First of all an apology is in order. I had been rather snearing about GIA’s original venue suggestion – an outlet of the coffee chain Benugo. I told the hapless PR that Building journalists buy PINTS not skinny lattes, and besides, we had a Benugo franchise in our office building and I didn’t want to spend an evening in one. I insisted GIA choose a new venue. They came up with Ping Pong, a perfectly nice lounge bar near the Festival Hall on London’s South Bank. “Thank God for that,” I thought.

I now know why they chose Benugo. The other night I popped into the British Film Institute (BFI) on the South Bank and discovered a great new bar with a great interior, good music, and an intelligent crowd. It was called Benugo Bar & Grill and it was the venue GIA had originally chosen.

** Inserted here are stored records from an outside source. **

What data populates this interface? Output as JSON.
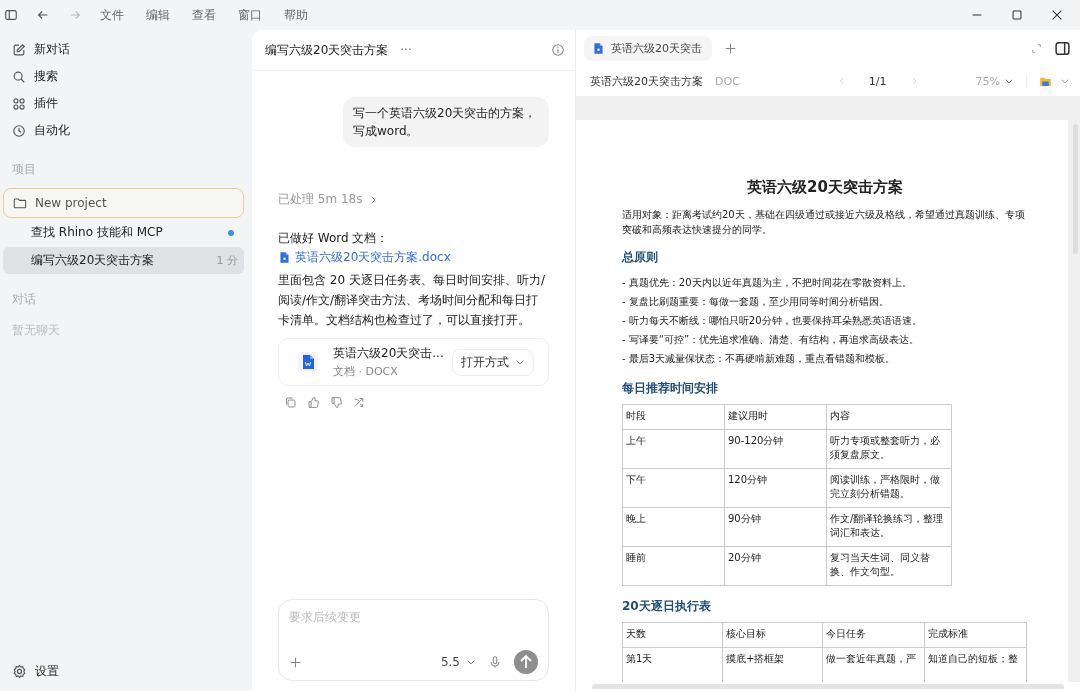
{
  "menu": [
    "文件",
    "编辑",
    "查看",
    "窗口",
    "帮助"
  ],
  "nav_history": [
    {
      "kind": "back",
      "disabled": false
    },
    {
      "kind": "forward",
      "disabled": true
    }
  ],
  "sidebar": {
    "items": [
      {
        "kind": "edit",
        "label": "新对话"
      },
      {
        "kind": "search",
        "label": "搜索"
      },
      {
        "kind": "plugins",
        "label": "插件"
      },
      {
        "kind": "clock",
        "label": "自动化"
      }
    ],
    "projects_heading": "项目",
    "projects": [
      {
        "label": "New project",
        "selected": true,
        "threads": [
          {
            "title": "查找 Rhino 技能和 MCP",
            "unread": true,
            "color": "#3b8ff0",
            "selected": false
          },
          {
            "title": "编写六级20天突击方案",
            "time": "1 分",
            "unread": false,
            "selected": true
          }
        ]
      }
    ],
    "chats_heading": "对话",
    "chats_empty": "暂无聊天",
    "settings": "设置"
  },
  "chat": {
    "title": "编写六级20天突击方案",
    "more": "···",
    "user_message": "写一个英语六级20天突击的方案，写成word。",
    "processed": "已处理 5m 18s",
    "reply_intro": "已做好 Word 文档：",
    "reply_link": "英语六级20天突击方案.docx",
    "reply_body": "里面包含 20 天逐日任务表、每日时间安排、听力/阅读/作文/翻译突击方法、考场时间分配和每日打卡清单。文档结构也检查过了，可以直接打开。",
    "file_card": {
      "name": "英语六级20天突击...",
      "meta": "文档 · DOCX",
      "action": "打开方式"
    },
    "composer": {
      "placeholder": "要求后续变更",
      "model": "5.5"
    }
  },
  "preview": {
    "tabs": [
      {
        "label": "英语六级20天突击",
        "selected": true
      }
    ],
    "doc_title": "英语六级20天突击方案",
    "doc_type": "DOC",
    "page": "1/1",
    "zoom": "75%",
    "document": {
      "title": "英语六级20天突击方案",
      "intro": "适用对象：距离考试约20天，基础在四级通过或接近六级及格线，希望通过真题训练、专项突破和高频表达快速提分的同学。",
      "sections": [
        {
          "heading": "总原则",
          "bullets": [
            "- 真题优先：20天内以近年真题为主，不把时间花在零散资料上。",
            "- 复盘比刷题重要：每做一套题，至少用同等时间分析错因。",
            "- 听力每天不断线：哪怕只听20分钟，也要保持耳朵熟悉英语语速。",
            "- 写译要“可控”：优先追求准确、清楚、有结构，再追求高级表达。",
            "- 最后3天减量保状态：不再硬啃新难题，重点看错题和模板。"
          ]
        },
        {
          "heading": "每日推荐时间安排",
          "table": {
            "columns": [
              "时段",
              "建议用时",
              "内容"
            ],
            "rows": [
              [
                "上午",
                "90-120分钟",
                "听力专项或整套听力，必须复盘原文。"
              ],
              [
                "下午",
                "120分钟",
                "阅读训练，严格限时，做完立刻分析错题。"
              ],
              [
                "晚上",
                "90分钟",
                "作文/翻译轮换练习，整理词汇和表达。"
              ],
              [
                "睡前",
                "20分钟",
                "复习当天生词、同义替换、作文句型。"
              ]
            ]
          }
        },
        {
          "heading": "20天逐日执行表",
          "table": {
            "columns": [
              "天数",
              "核心目标",
              "今日任务",
              "完成标准"
            ],
            "rows": [
              [
                "第1天",
                "摸底+搭框架",
                "做一套近年真题，严",
                "知道自己的短板；整"
              ]
            ]
          }
        }
      ]
    }
  }
}
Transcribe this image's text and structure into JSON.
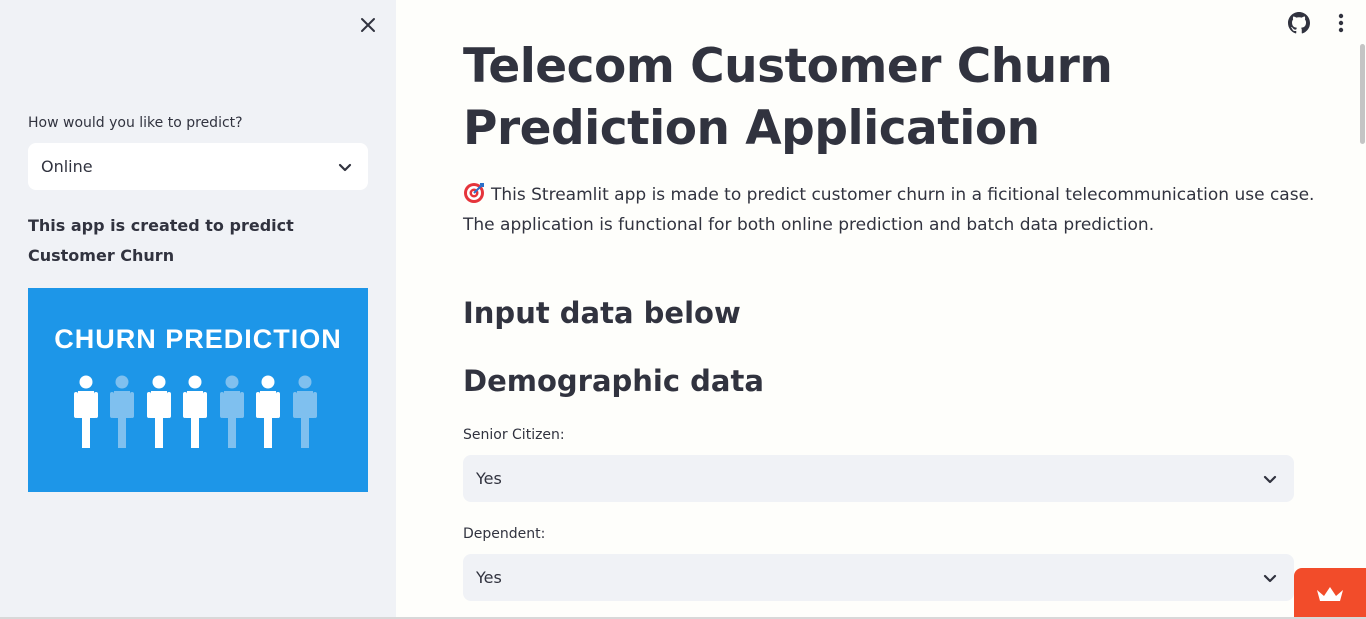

I imagine GIA would have felt at home at the BFI bar. I’d never seen such an attractive, well groomed bunch of surveyors. Some of GIA’s work involves resolving disputes – being attractive probably helps soothe the pain.

“We get involved in neighbourly matters,” explains Shirley euphemistically. “We advise developers on their obligations regarding party walls.”

Disputes may arise if developers put scaffolding up without advising neighbours or, in the case of the Pinnacle, when vibrations caused by demolition cause disturbance.

At this point Stuart introduces a shocking revelation. “I have terrible neighbours. One of them stuck an axe in another one recently.”

Suddenly, rights of light disputes sound less important. “It’s in the Camden Journal. He’s on life support. It was only after they’d done a scan and realised he wouldn’t die that they let me go back to my house.”

So, obvious next question from Mark: have you considered leaving London? “No plans. You have to live on top of each other in London, but there’s lots of pluses as well.”

Everybody agrees, especially Michelle who’s only just moved down from Yorkshire. “I love the bustle and the diversity. I can’t see myself leaving,” she says. Obviously the axeman hasn’t visited her neighbourhood yet.

Listening to the range of perks GIA offers their workers I begin to understand Michelle’s enthusiasm. As well as pool tables and computer games in the office, there’s also an imaginative range of company awaydays from conservation work to band nights and putting on plays.

No wonder they’ve managed to attract an ex-TV presenter, a model and a nuclear scientist to their staff. “It’s about recruiting high-calibre individuals,” says Ingram.

Hart goes further and I think expresses the essence of what GIA are about. “We’re trying to make building surveying sexy.” And why shouldn’t they?

Gordon Ingram senior partner
Stuart Hart partner and head of building consultancy department
Michelle Long surveyor, rights of light
Shirley Waldron associate partner, party walls
Alex Smith Building

Chosen watering hole: Ping Pong, South Bank 
Ambience: Cocktail drinking groups of twentysomethings
Topics: Axe murderers and other bad neighbours 
Drinks drunk: three Chinese beers, two Ping Pongs (the house cocktail), two Ratini cocktails, one iced tea